LSU basketball learns to win with defense ahead of Michigan clash - 6:10 p.m. Monday on CBS

Glenn Guilbeau
Lafayette Daily Advertiser

LSU basketball coach Will Wade graduated Saturday.

He became more of a defense-oriented coach in the Tigers' 76-61 win over St. Bonaventure in the NCAA Tournament first round Saturday in Bloomington, Indiana.

The Tigers (19-9) defended and rebounded in rare fashion and advanced to a Monday game against No. 1 seed Michigan (21-4) in Lucas Oil Stadium in Indianapolis (CBS, 6:10 p.m.) The Wolverines dispatched No. 16 seed Texas Southern, 82-66, on Saturday.

Nearly halfway into the first half of LSU's game at Assembly Hall, on the campus of Indiana University, the Tigers trailed St. Bonaventure, 4-2. Former Indiana coach Bobby Knight would have been disgusted, but he would have liked that defense.

Mar 20, 2021; Bloomington, Indiana, USA; Louisiana State Tigers forward Trendon Watford (2) plays for the ball against St. Bonaventure Bonnies forward Osun Osunniyi (21) during the first half in the first round of the 2021 NCAA Tournament at Simon Skjodt Assembly Hall. Mandatory Credit: Robert Goddin-USA TODAY Sports

Wade was not frustrated, though, that his No. 8 offense, averaging 82 points a game, had one bucket on 1-for-11 shooting at the time. He was fine, because his defense was dominating the Bonnies, who were 1-for-10.

"Yeah, we were getting stops," Wade said. "That's what I was more excited about. The offense always comes around."
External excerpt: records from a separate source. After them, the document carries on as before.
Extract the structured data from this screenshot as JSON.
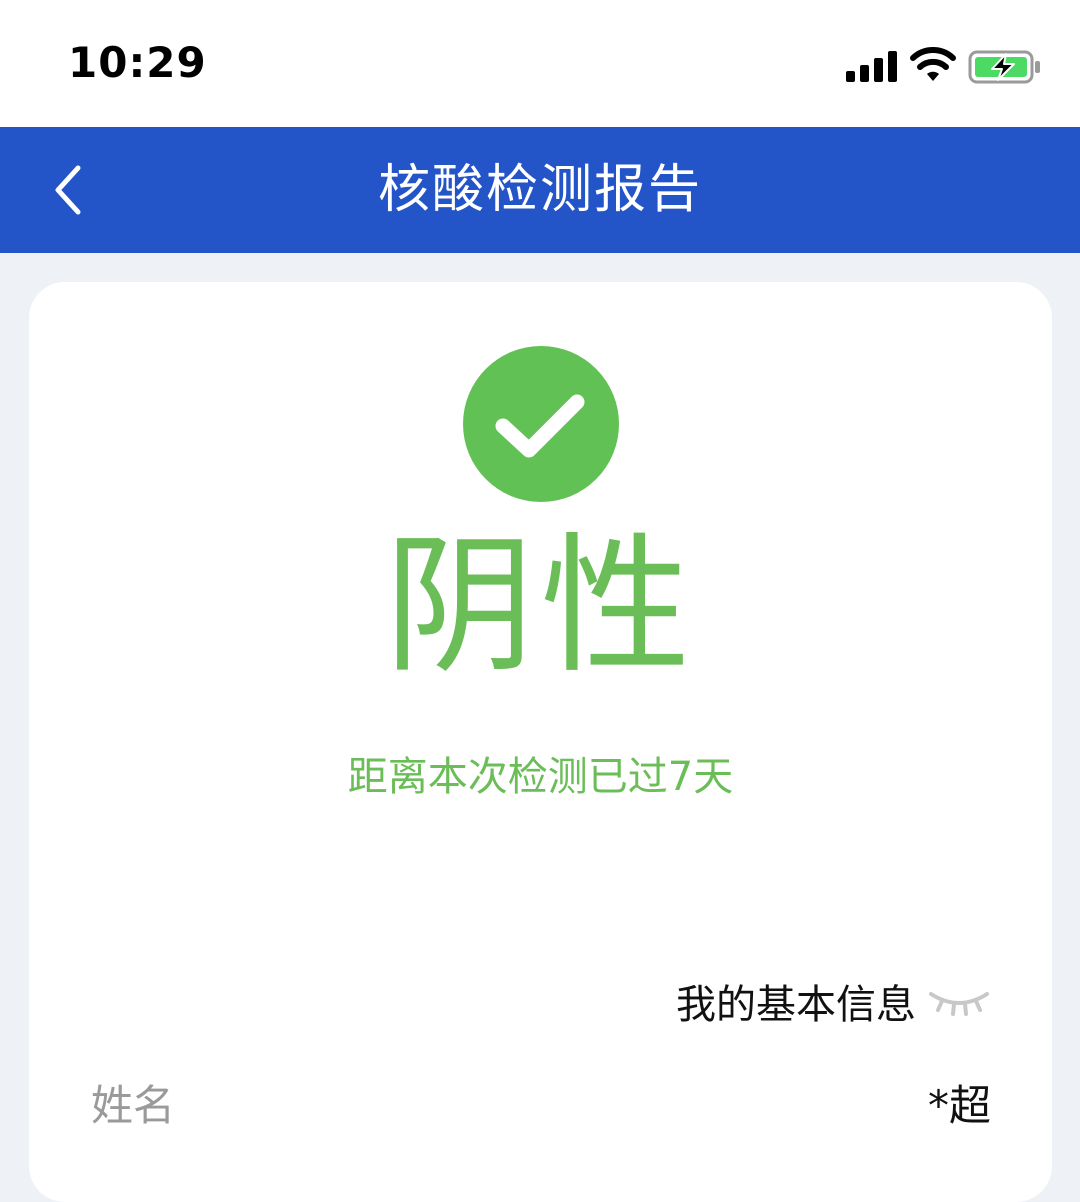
{
  "status_bar": {
    "time": "10:29",
    "icons": [
      "signal-icon",
      "wifi-icon",
      "battery-charging-icon"
    ]
  },
  "nav": {
    "back_icon": "chevron-left-icon",
    "title": "核酸检测报告"
  },
  "result": {
    "icon": "check-circle-icon",
    "status": "阴性",
    "elapsed": "距离本次检测已过7天"
  },
  "info": {
    "title": "我的基本信息",
    "toggle_icon": "eye-closed-icon",
    "rows": [
      {
        "label": "姓名",
        "value": "*超"
      }
    ]
  },
  "colors": {
    "nav_bg": "#2355c8",
    "negative_green": "#6bbd58",
    "page_bg": "#eef2f6"
  }
}
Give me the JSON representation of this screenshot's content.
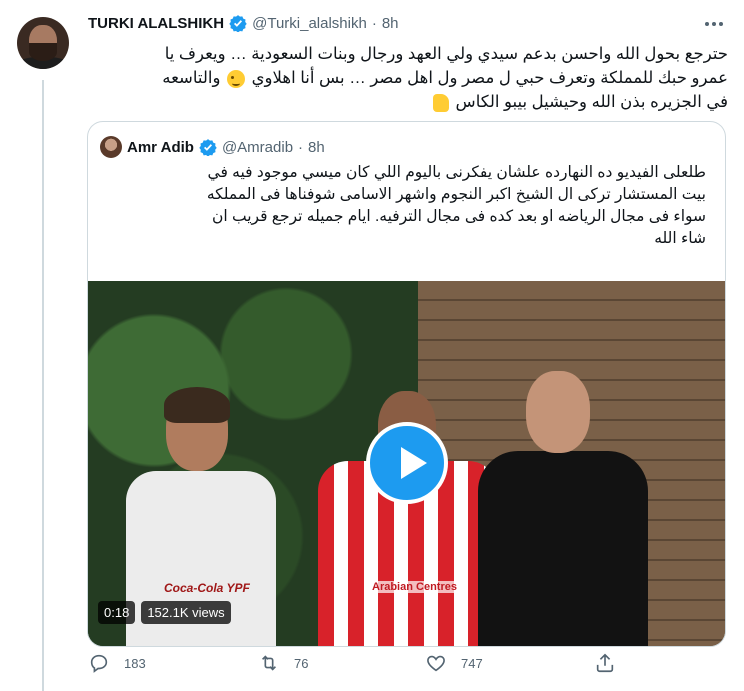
{
  "tweet": {
    "author_name": "TURKI ALALSHIKH",
    "handle": "@Turki_alalshikh",
    "separator": "·",
    "time": "8h",
    "text_line1": "حترجع بحول الله واحسن بدعم سيدي ولي العهد ورجال وبنات السعودية … ويعرف يا",
    "text_line2_a": "عمرو حبك للمملكة وتعرف حبي ل مصر ول اهل مصر … بس أنا اهلاوي",
    "text_line2_b": "والتاسعه",
    "text_line3": "في الجزيره بذن الله وحيشيل بيبو الكاس",
    "emojis": [
      "wink-emoji",
      "thumbs-up-emoji"
    ]
  },
  "quote": {
    "author_name": "Amr Adib",
    "handle": "@Amradib",
    "separator": "·",
    "time": "8h",
    "text_line1": "طلعلى الفيديو ده النهارده علشان يفكرنى باليوم اللي كان ميسي موجود فيه في",
    "text_line2": "بيت المستشار تركى ال الشيخ اكبر النجوم واشهر الاسامى شوفناها فى المملكه",
    "text_line3": "سواء فى مجال الرياضه او بعد كده فى مجال الترفيه. ايام جميله ترجع قريب ان",
    "text_line4": "شاء الله",
    "video": {
      "duration": "0:18",
      "views": "152.1K views",
      "shirt_text": "Arabian Centres",
      "jersey_text": "Coca-Cola YPF"
    }
  },
  "actions": {
    "reply_count": "183",
    "retweet_count": "76",
    "like_count": "747"
  },
  "colors": {
    "accent": "#1d9bf0",
    "muted": "#536471",
    "border": "#cfd9de"
  },
  "icons": [
    "verified-badge-icon",
    "more-options-icon",
    "play-icon",
    "reply-icon",
    "retweet-icon",
    "like-icon",
    "share-icon"
  ]
}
This from a man who criticized the fact 3-point shooting defense statistics were kept last year when he happened to be last in that category. 

Suddenly, LSU is not too cool to guard.
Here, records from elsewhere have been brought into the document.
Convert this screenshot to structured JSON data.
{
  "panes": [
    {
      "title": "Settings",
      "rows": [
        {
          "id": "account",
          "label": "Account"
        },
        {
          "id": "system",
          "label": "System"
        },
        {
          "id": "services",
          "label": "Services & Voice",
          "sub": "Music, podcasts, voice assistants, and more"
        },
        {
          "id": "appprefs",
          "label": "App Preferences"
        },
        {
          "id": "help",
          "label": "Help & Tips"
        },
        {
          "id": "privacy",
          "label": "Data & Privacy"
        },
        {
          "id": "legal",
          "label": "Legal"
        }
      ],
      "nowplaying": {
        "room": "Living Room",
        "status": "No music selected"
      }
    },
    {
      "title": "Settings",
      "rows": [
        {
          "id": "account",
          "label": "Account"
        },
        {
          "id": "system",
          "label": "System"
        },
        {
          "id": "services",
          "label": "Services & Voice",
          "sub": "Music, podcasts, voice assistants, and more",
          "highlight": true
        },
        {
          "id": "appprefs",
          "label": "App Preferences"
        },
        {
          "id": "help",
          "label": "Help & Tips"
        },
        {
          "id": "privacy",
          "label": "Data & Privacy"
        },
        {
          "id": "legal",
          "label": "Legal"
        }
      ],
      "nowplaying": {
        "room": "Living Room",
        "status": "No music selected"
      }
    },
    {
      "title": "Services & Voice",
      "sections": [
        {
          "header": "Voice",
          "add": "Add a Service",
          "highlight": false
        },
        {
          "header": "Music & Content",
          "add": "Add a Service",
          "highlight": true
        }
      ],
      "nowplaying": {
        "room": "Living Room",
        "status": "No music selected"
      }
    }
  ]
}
"It's about getting stops and rebounding, which is what we did a great job of," said Wade, who brought offense to LSU in 2017 like it had not been seen consistently in about a decade.

"It seemed like it was 4-2 for 20 minutes," St. Bonaventure coach Mark Schmidt said.

It seemed like Hickory High coach Norman Dale from 1954 (of the "Hoosiers" film) had inhabited both teams.

"I knew as long as we were getting stops and getting rebounds, we were going to be in pretty good shape," Wade said. "So I was focusing on the positive and just getting our guys to calm down, and 'Let's get some easy ones on offense.'"

How to Watch: LSU vs. Michigan

Finally, LSU tied it 4-4 on a Mwani Wilkinson layup with 12:09 to go in the first half.

"We had like four points I think with 11 minutes left in the first half," LSU guard Cameron Thomas said incredulously. He was 1-for-8 shooting in the first half and 0-for-3 from 3-point range in the first half before finishing with 27 points, including 20 in the second half.

"So, we really had to sit down and get stops," Thomas said. "The game plan was to keep them out of the paint and contest all shots, and I think we did a great job of that."

Maybe Wade has had that game plan in the past, but this was one of the rare times that it was carried out, and that is getting more common of late. Often, LSU's game plan seemed to have been shoot anywhere and hope the opponent misses.

LSU took the lead for good at 10-8 on a 3-pointer by Trendon Watford with 9:59 to go. The offense eventually did arrive, and LSU led by 10 or more for virtually the entire game, including twice by 16.

LSU vs. Michigan: Betting odds

What was key, though, was that after LSU began scoring in bunches, it kept playing defense when it really was not necessary.

"We got stops, and that's what we really need to do in this tournament for us to make a deep run," Thomas said. "Because we can score with anybody in the tournament."

Wade's constant switching of his defense on weakside down screens and on ball screens frustrated St. Bonaventure — the more fundamental team in half court for most of this season.

"Yeah, the switching no doubt bothered them," Wade said. "And they rely on their sets to get their guys open. Switching kind of neutralized that. And we were there."

This allowed LSU's better athletes to thrive at scoring and rebounding, where LSU held an uncharacteristic 49-30 advantage.

"The switching — if you haven't seen it — can really bother you," Wade said. "We were there, forcing pretty tough, contested jump shots most of the time. That was critical."

Instead of double-teaming LSU's worst mismatch, who was 6-foot-10 center Osun Osunniyi, the Tigers pressured the passes to him instead.

"Because he's such a good passer out of the post," Wade said.

Osunniyi got his 15 points, but he had only four offensive rebounds and three assists.

"We did a great job of forcing their offense out and not giving them angles to feed it in there," Wade said.

And St. Bonaventure kept missing from the outside. Top scorers Kyle Lofton and Dominick Welch were a combined 5 of 28 from the field and 2 of 14 from 3-point range. 

Suddenly, LSU has transformed from a team that can make a significant NCAA Tournament run whether it shoots well or not.